Review and photos by forumite Himmapaan
The Kaiyodo Dinotales Oviraptor displays all the usual qualities the manufacturer is well known for: up-to-date anatomical accuracy and beautiful craftsmanship all united in one tiny, commercially produced model. It is in fact one of the scarcer figures in the line, originally released in Japan as a promotional item accompanying a bottle of lemon drink.
This Oviraptor is pleasingly and appropriately covered in feathers, complete with a modest though not insignificant tail fan and beautifully shaped ‘wings’. These display feathers even begin at the middle finger, which will surely please the most scientifically exacting of collectors. In my opinion, these features in particular are altogether superior to the same ones seen in the Carnegie Oviraptor — probably the most overall correct representation of this dinosaur currently widely available.
The figure stands elegantly on two feet with the help of a base, upon which also sits a little Oviraptor hatchling (and a very happy one to judge by its expression!). When the author and illustrator James Gurney in his book, Dinotopia (1992), called an Oviraptor ‘Ovinutrix’ (‘egg nurse’), he was probably among the earliest in popular culture to redress the reputation of this unjustly named animal. This figure (along with the Luis Rey-inspired Safari Dino Discoveries offering) sets out likewise in toy form to magnanimously portray the creature as the protective parent it in fact was.
There are two paint variations, the one shown here is a complementary red and olive green combination with darker greenish brown tones, an almost pearlescent pink crest and a blue wattle to add a spot of contrast (a scheme inspired by the green-winged macaw, perhaps?). The other is a slightly more complex affair of predominantly white and dark brown/black plumage, a grey neck, pink and red head and wattle, and sandy-coloured crest. It is rather reminiscent of something between a turkey and an osprey. This variation is even rarer yet.
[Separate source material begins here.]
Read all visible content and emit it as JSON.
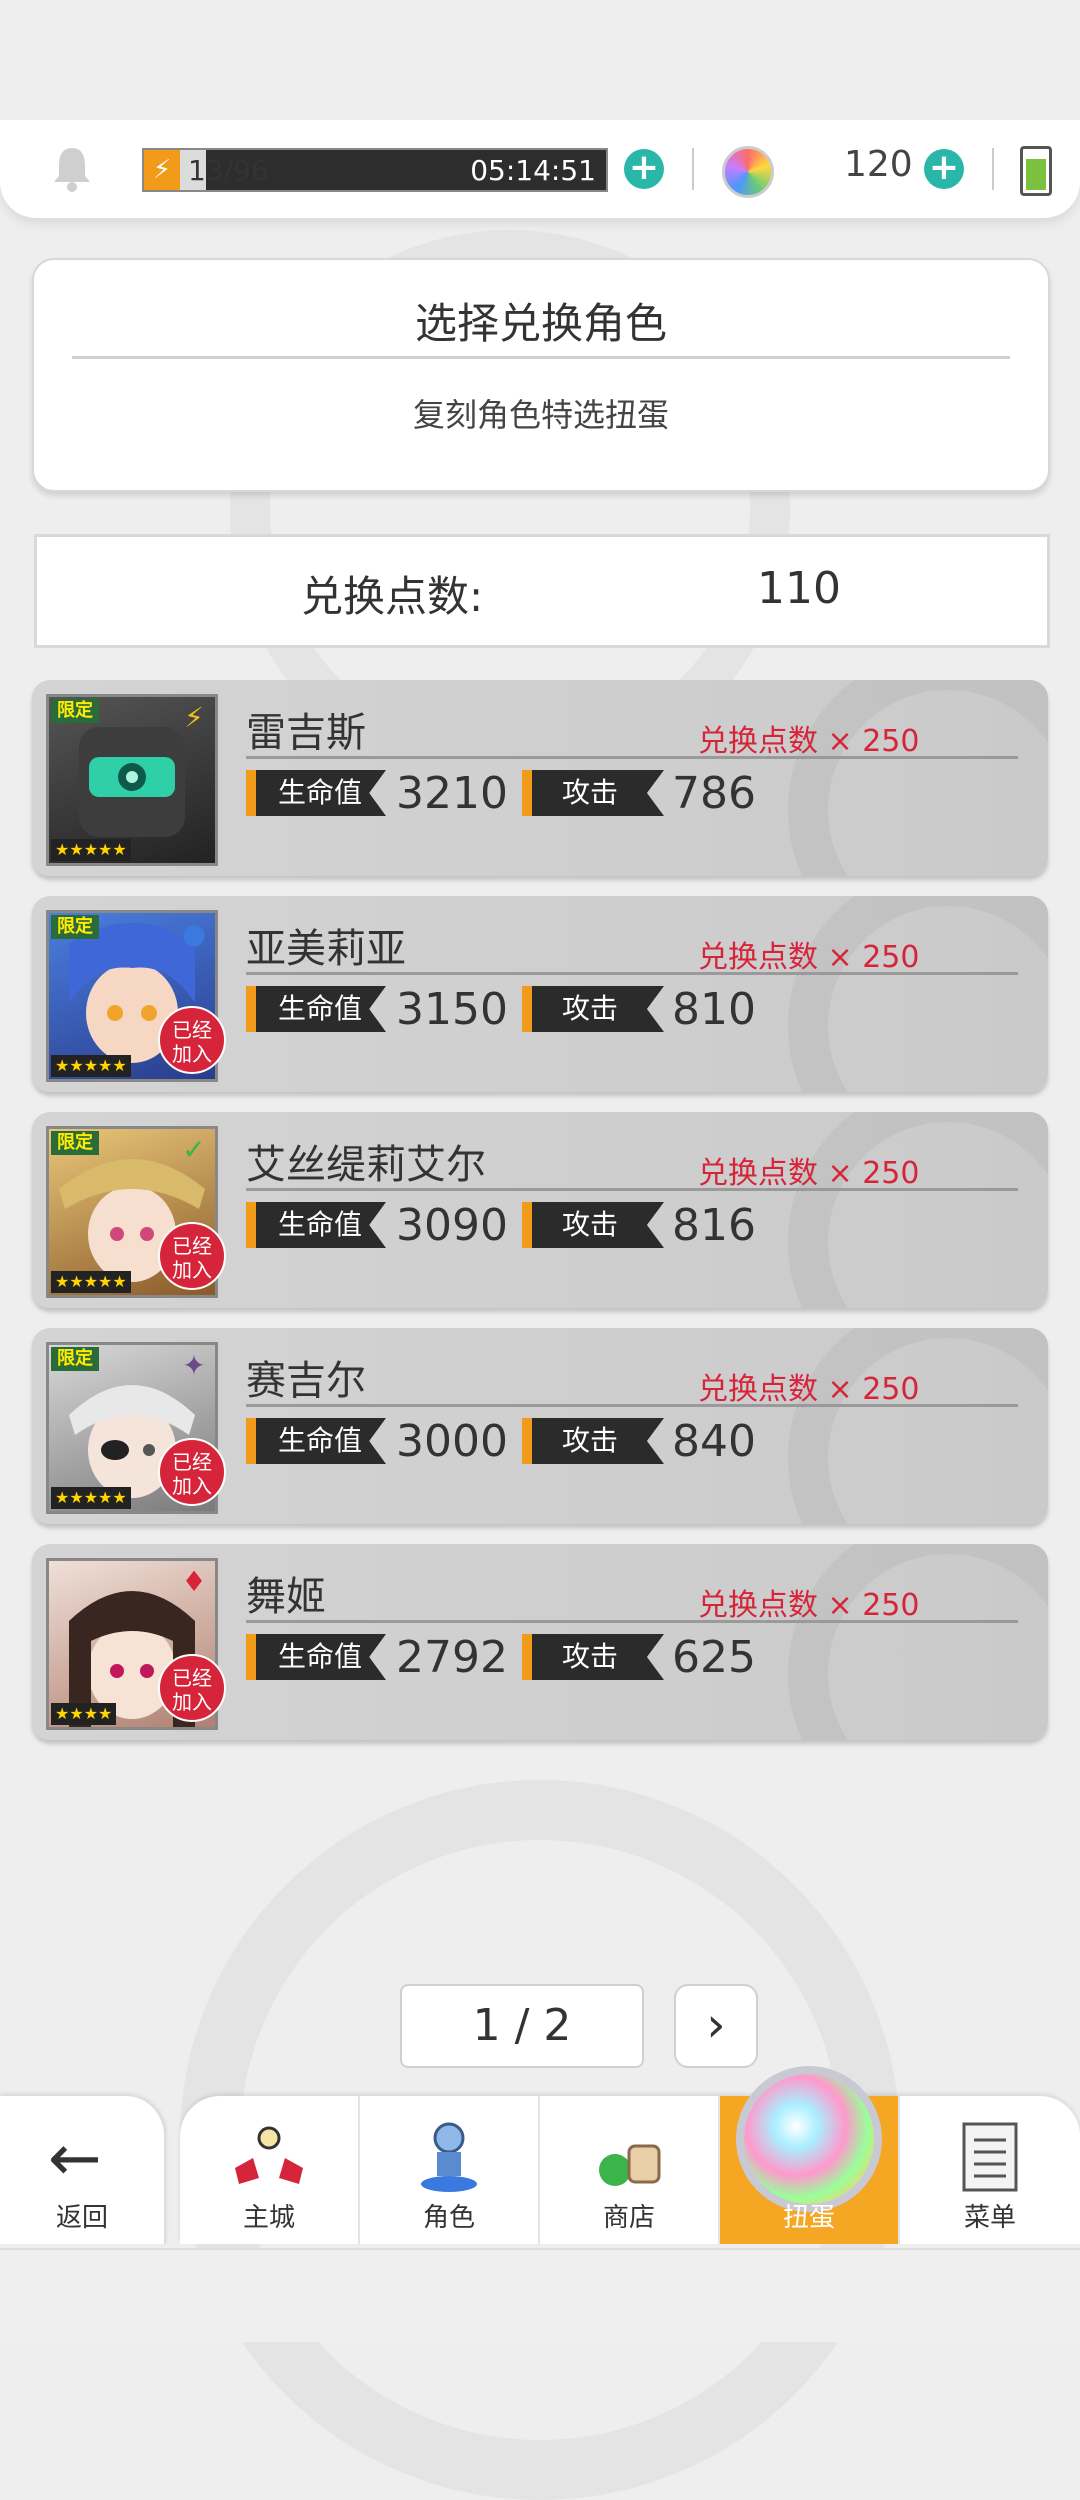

If there are any minuses to this figure, perhaps one of them is that the uniquely specialised teeth of this dinosaur are not as clearly depicted in the open mouth as one might like. There is a lump with a yet smaller bump to indicate these, although they are not finely sculpted or dotted with white to pick them out. But given the scale of this piece and the level of detail already present, perhaps one would have to be exceptionally ungenerous to really take Kaiyodo to task for this. Also, the crest is fairly large and perhaps more attributable to a Citipati than an Oviraptor; but such a discrepancy is negligible in this context. If one truly wished to be especially pedantic, it would be a simple matter to settle upon calling the figure an unspecified Oviraptorosaur.
I’m reliably informed that a penny is the same size as a US cent.
Another drawback for some collectors may be its size. At just under 6cm tall and approximately 7cm long, it may be too diminutive for those who prefer a more robust, easily handled model. The presence of a base too may put off collectors who prefer their figures free-standing. For my part, however, small but perfectly formed things have always held my particular regard; and I think that this is surely one of the very finest Oviraptor toys to be had yet. The difficulty, of course, is the aforementioned scarcity of the thing. Auction sites like eBay now seem to be the best resort for getting hold of one.
Sometimeson eBay here.